Indonesia and Vietnam are looking to join Thailand in blazing a trail for solar power in Southeast Asia, introducing targets to fire up green energy generation as a landmark global agreement to curb pollution is set to take effect.
Countries around the world are coming under increasing pressure to crack down on carbon emissions from sectors such as coal-fired power stations, with the historic Paris climate accord coming into force this Friday after it was signed last year.
Indonesia and Vietnam aim to each have annual solar power capacity of at least 5 gigawatts (GW) from 2020, up from close to nothing now, officials from both governments told Reuters.

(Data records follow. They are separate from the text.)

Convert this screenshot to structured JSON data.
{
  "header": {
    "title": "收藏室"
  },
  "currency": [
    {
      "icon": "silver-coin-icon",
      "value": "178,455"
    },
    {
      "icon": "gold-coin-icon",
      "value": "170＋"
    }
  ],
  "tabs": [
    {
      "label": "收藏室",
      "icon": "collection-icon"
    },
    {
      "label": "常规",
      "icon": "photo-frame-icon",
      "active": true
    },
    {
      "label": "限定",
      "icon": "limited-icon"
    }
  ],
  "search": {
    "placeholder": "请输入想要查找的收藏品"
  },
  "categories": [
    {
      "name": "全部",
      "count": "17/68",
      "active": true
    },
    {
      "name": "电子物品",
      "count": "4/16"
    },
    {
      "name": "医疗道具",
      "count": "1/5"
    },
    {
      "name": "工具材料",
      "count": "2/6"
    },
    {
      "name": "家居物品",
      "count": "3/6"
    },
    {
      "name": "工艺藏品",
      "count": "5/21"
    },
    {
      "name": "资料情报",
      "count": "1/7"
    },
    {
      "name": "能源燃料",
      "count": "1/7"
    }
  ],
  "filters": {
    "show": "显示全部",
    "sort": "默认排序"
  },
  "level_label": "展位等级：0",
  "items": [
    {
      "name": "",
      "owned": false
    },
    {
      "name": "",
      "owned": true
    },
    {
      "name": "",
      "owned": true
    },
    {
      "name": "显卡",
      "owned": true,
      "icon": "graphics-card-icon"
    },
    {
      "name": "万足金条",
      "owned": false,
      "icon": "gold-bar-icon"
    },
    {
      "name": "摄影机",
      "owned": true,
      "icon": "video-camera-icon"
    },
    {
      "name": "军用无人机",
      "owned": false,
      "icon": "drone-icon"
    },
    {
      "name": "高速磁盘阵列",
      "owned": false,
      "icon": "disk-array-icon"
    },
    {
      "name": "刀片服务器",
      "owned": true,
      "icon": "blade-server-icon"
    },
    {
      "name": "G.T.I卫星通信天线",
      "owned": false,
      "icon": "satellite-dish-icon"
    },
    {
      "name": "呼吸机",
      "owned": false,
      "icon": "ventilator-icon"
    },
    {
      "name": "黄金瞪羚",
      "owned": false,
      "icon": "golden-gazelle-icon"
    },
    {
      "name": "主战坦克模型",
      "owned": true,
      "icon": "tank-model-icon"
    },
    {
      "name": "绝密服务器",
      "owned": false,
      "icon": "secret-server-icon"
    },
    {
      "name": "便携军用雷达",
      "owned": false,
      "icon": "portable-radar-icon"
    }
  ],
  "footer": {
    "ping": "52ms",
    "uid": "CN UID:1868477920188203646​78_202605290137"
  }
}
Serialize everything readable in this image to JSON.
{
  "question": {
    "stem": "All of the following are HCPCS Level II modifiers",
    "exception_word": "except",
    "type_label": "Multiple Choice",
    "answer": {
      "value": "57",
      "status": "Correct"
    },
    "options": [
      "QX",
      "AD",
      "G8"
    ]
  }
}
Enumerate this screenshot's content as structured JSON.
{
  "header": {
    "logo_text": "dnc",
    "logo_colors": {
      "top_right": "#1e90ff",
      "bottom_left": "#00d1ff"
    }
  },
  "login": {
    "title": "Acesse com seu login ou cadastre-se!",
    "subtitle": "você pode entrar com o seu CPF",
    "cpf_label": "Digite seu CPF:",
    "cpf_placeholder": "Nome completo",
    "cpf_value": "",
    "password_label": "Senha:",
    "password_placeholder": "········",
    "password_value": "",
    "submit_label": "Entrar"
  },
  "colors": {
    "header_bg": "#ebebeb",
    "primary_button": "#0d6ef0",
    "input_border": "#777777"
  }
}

That level of output would have placed the countries among the top 15 solar producers in the world in 2015 data from the International Renewable Energy Agency (IRENA), and would account for close to 9 percent of expected power generation in Indonesia and Vietnam at the turn of the next decade.
The regional push towards solar will add momentum to global growth in the technology and could benefit companies such as Canada’s CMX Renewable Energy Inc, as well as South Korea’s Shinsung Solar Energy and Hanwha Q Cells Korea Corp.
“It will come very quickly as it takes a short time for construction,” Hoang Quoc Vuong, Vietnam’s Vice Minister of Industry and Trade, said on the sidelines of an industry conference last week.
However, with initial costs traditionally seen as a big deterrent to solar projects, both Indonesia and Vietnam will be offering opportunities for subsidies via so-called feed-in tariffs (FIT), allowing producers to lock in sales of renewable energy at fixed prices for a few years.
“If we promote solar, there has to be subsidy,” said the Vietnam official.
“Feed-in tariffs have been issued so that the (5 GW) target can be achieved,” said Maritje Hutapea, director of various kinds of energy at the Renewable Energy Directorate General under Indonesia’s Energy Ministry.
France’s Engie (ENGIE.PA) is in talks with state power company PLN for two solar projects of 200 MW.